▸ Work to complete:
Lines that contain the string "price" are the ones to list; copy all of them from the records.

▸ Dataset extract:
# # # #

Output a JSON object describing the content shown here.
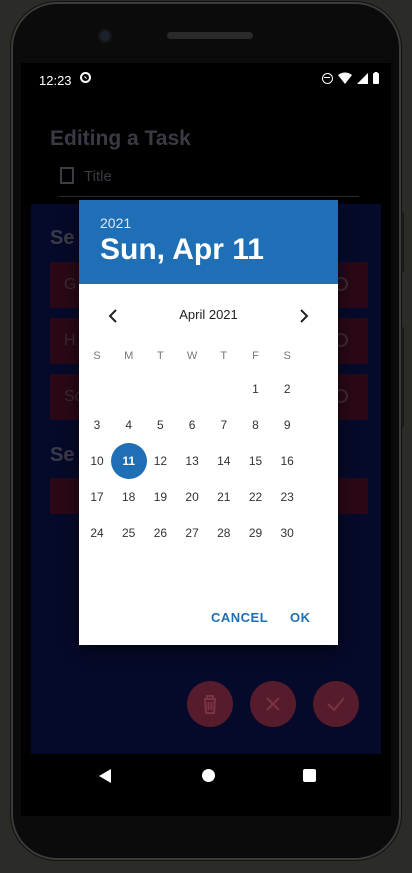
{
  "status_bar": {
    "time": "12:23"
  },
  "app": {
    "title": "Editing a Task",
    "title_placeholder": "Title",
    "section1_heading": "Se",
    "options": [
      "G",
      "H",
      "Sc"
    ],
    "section2_heading": "Se"
  },
  "dialog": {
    "year": "2021",
    "selected_date": "Sun, Apr 11",
    "month_label": "April 2021",
    "weekdays": [
      "S",
      "M",
      "T",
      "W",
      "T",
      "F",
      "S"
    ],
    "days": [
      "1",
      "2",
      "3",
      "4",
      "5",
      "6",
      "7",
      "8",
      "9",
      "10",
      "11",
      "12",
      "13",
      "14",
      "15",
      "16",
      "17",
      "18",
      "19",
      "20",
      "21",
      "22",
      "23",
      "24",
      "25",
      "26",
      "27",
      "28",
      "29",
      "30"
    ],
    "first_weekday_index": 4,
    "selected_day": "11",
    "cancel_label": "CANCEL",
    "ok_label": "OK"
  },
  "colors": {
    "accent": "#1e6fb5",
    "fab": "#561c2b"
  }
}
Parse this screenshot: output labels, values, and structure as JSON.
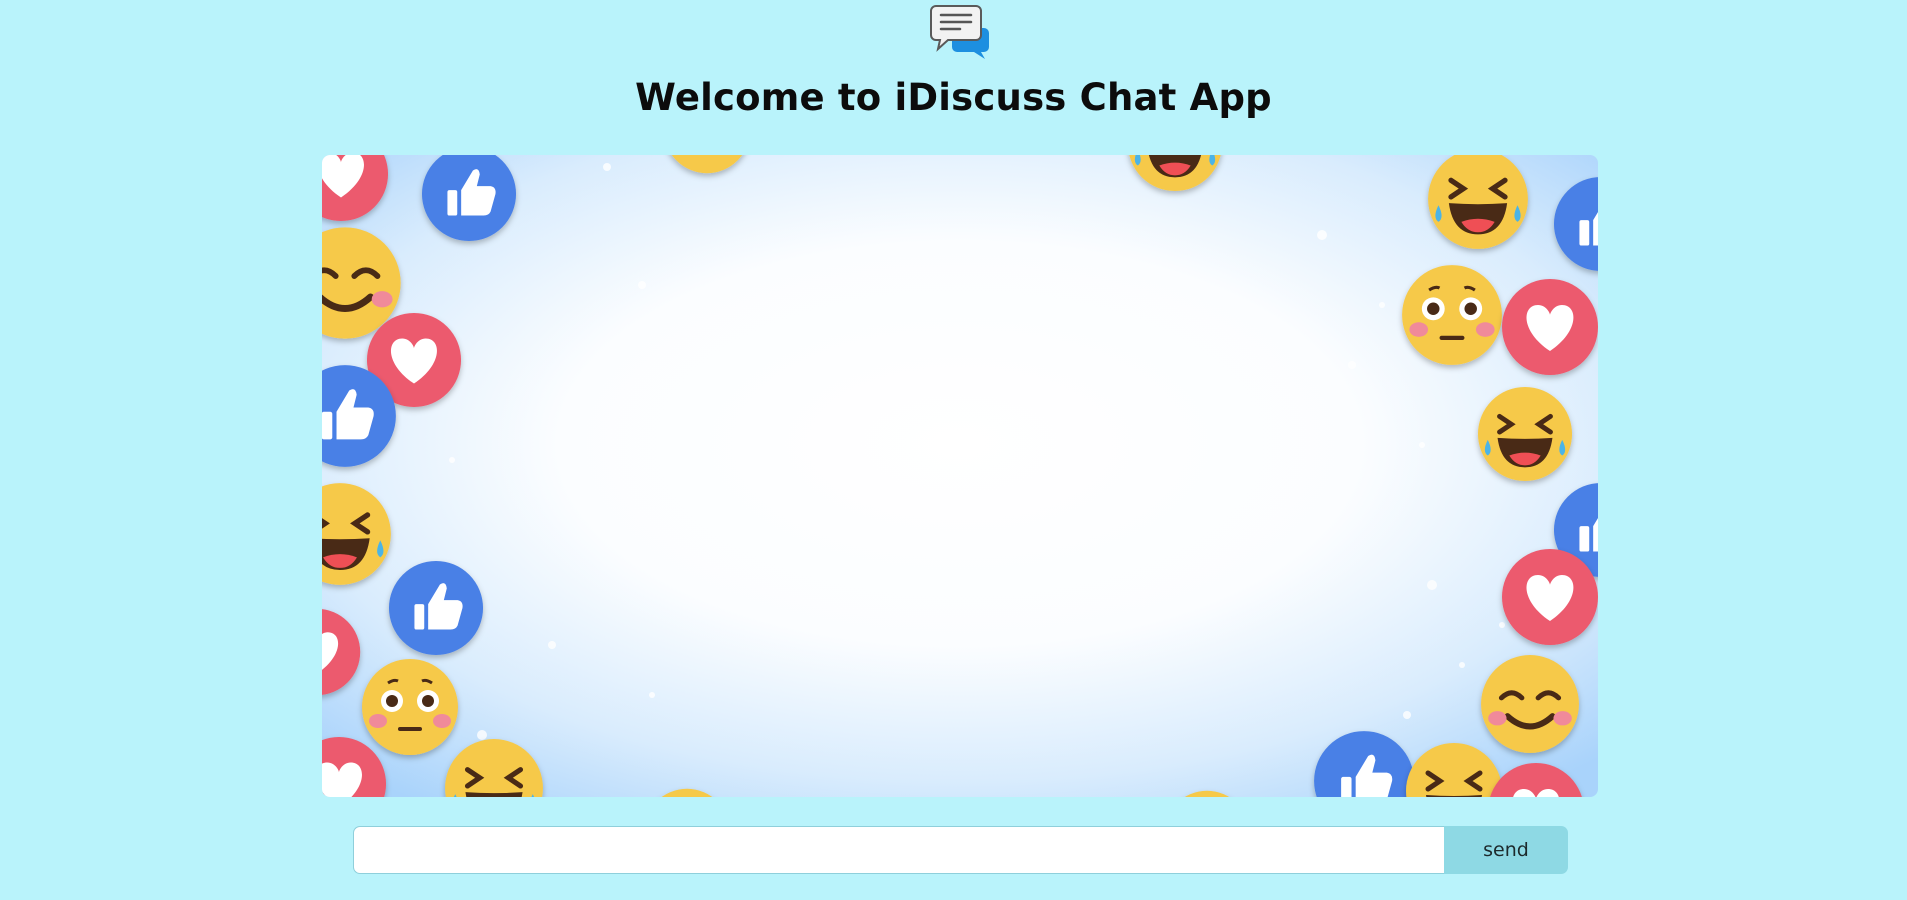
{
  "header": {
    "title": "Welcome to iDiscuss Chat App",
    "logo_icon": "chat-bubbles-icon"
  },
  "chat": {
    "background": "emoji-reactions-frame",
    "messages": []
  },
  "composer": {
    "input_value": "",
    "placeholder": "",
    "send_label": "send"
  },
  "colors": {
    "page_bg": "#b9f3fb",
    "send_bg": "#8ed9e4",
    "like_blue": "#4a80e6",
    "heart_red": "#ec5a6e",
    "emoji_yellow": "#f6c94a"
  }
}
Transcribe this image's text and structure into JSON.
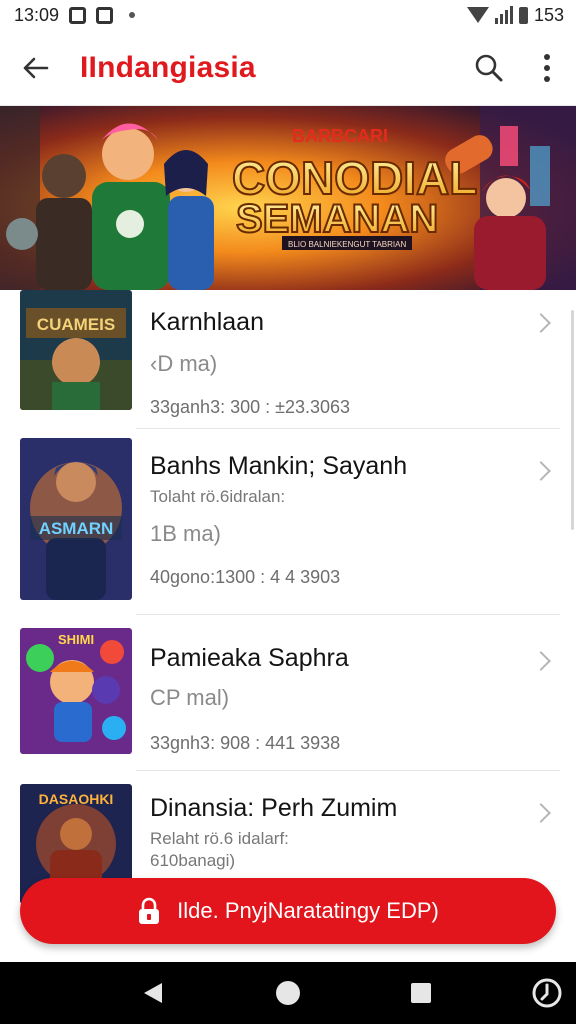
{
  "status_bar": {
    "time": "13:09",
    "battery_text": "153",
    "icons": [
      "notification-box-icon",
      "notification-image-icon",
      "dot-icon",
      "wifi-icon",
      "signal-icon",
      "battery-icon"
    ]
  },
  "app_bar": {
    "title": "IIndangiasia",
    "title_color": "#e0191f",
    "icons": [
      "back-arrow-icon",
      "search-icon",
      "more-vert-icon"
    ]
  },
  "banner": {
    "line1": "BARBCARI",
    "line2": "CONODIAL",
    "line3": "SEMANAN",
    "line4": "BLIO BALNIEKENGUT TABRIAN"
  },
  "list": {
    "items": [
      {
        "thumb_text": "CUAMEIS",
        "title": "Karnhlaan",
        "price": "‹D ma)",
        "meta": "33ganh3: 300 : ±23.3063"
      },
      {
        "thumb_text": "ASMARN",
        "title": "Banhs Mankin; Sayanh",
        "subtitle": "Tolaht rö.6idralan:",
        "price": "1B ma)",
        "meta": "40gono:1300 : 4 4 3903"
      },
      {
        "thumb_text": "SHIMI",
        "title": "Pamieaka Saphra",
        "price": "CP mal)",
        "meta": "33gnh3: 908 : 441 3938"
      },
      {
        "thumb_text": "DASAOHKI",
        "title": "Dinansia: Perh Zumim",
        "subtitle": "Relaht rö.6 idalarf:",
        "price": "610banagi)"
      }
    ]
  },
  "cta": {
    "label": "Ilde. PnyjNaratatingy EDP)",
    "color": "#e1151b",
    "icon": "lock-icon"
  },
  "nav_bar": {
    "icons": [
      "back-triangle-icon",
      "home-circle-icon",
      "recents-square-icon",
      "assistant-icon"
    ]
  }
}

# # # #

▸ Solution to this task:
        "price": "‹D ma)",
        "price": "1B ma)",
        "price": "CP mal)",
        "price": "610banagi)"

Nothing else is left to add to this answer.